The EU will support 257 small and medium-sized companies (SMEs) from 31 countries, including a company from Ukraine, who aim to get their innovations faster to the market. The companies have been selected in the latest round of the SME Instrument, which is part of the recently launched European Innovation Council (EIC) pilot. The funding of €12.65 million in total comes from Horizon 2020, the EU research and innovation programme.
Examples of the projects selected to receive EU funding include solar street lights, software that uses augmented reality to help industrial plants monitor their production chain, a diagnosis tool for sleep apnoea, an innovative mobile payment technology, a custom-made paint vending machine and a wrapping machine for sustainable packaging.
In this phase of the SME Instrument (the so-called Phase 1), each project will receive €50 000 to draft a business plan. There are 253 projects in total as several companies can team up to propose one project. The companies will also get three days of free coaching and business acceleration services.
Most companies selected for funding work in the field of health, engineering and information and communication technology (ICT). Most companies are based in Spain (45), Italy (28) and Israel (23).
The European Commission received 2009 proposals for this first Phase 1 cut-off of the SME Instrument this year. The next application deadline for SME Instrument Phase 1 is in May 2018.

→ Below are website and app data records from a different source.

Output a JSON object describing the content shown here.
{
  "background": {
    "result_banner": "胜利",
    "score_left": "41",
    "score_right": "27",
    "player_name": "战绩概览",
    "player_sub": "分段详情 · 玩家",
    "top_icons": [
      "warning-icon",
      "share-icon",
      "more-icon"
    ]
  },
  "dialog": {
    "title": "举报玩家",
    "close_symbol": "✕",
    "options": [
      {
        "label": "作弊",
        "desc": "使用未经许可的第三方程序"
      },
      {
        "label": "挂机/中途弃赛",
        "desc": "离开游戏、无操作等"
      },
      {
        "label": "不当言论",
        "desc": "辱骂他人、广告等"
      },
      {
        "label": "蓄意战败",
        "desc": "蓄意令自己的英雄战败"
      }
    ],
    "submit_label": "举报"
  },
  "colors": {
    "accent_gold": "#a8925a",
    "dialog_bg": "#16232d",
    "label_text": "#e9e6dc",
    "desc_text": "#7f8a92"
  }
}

Companies can apply for two distinct phases under the SME Instrument, depending on the maturity of their innovation. Under Phase 1 of the SME Instrument each project will receive a lump-sum of €50.000 to carry out a feasibility study. Under Phase 2, each project will receive from €0.5 to €2.5 million to finance innovation activities such as demonstration, testing, piloting and scaling up. Applicants can request higher amounts if duly justified in their application. There is no direct link between the two phases, therefore companies receiving funding from Phase 1 are not automatically entitled to enter Phase 2.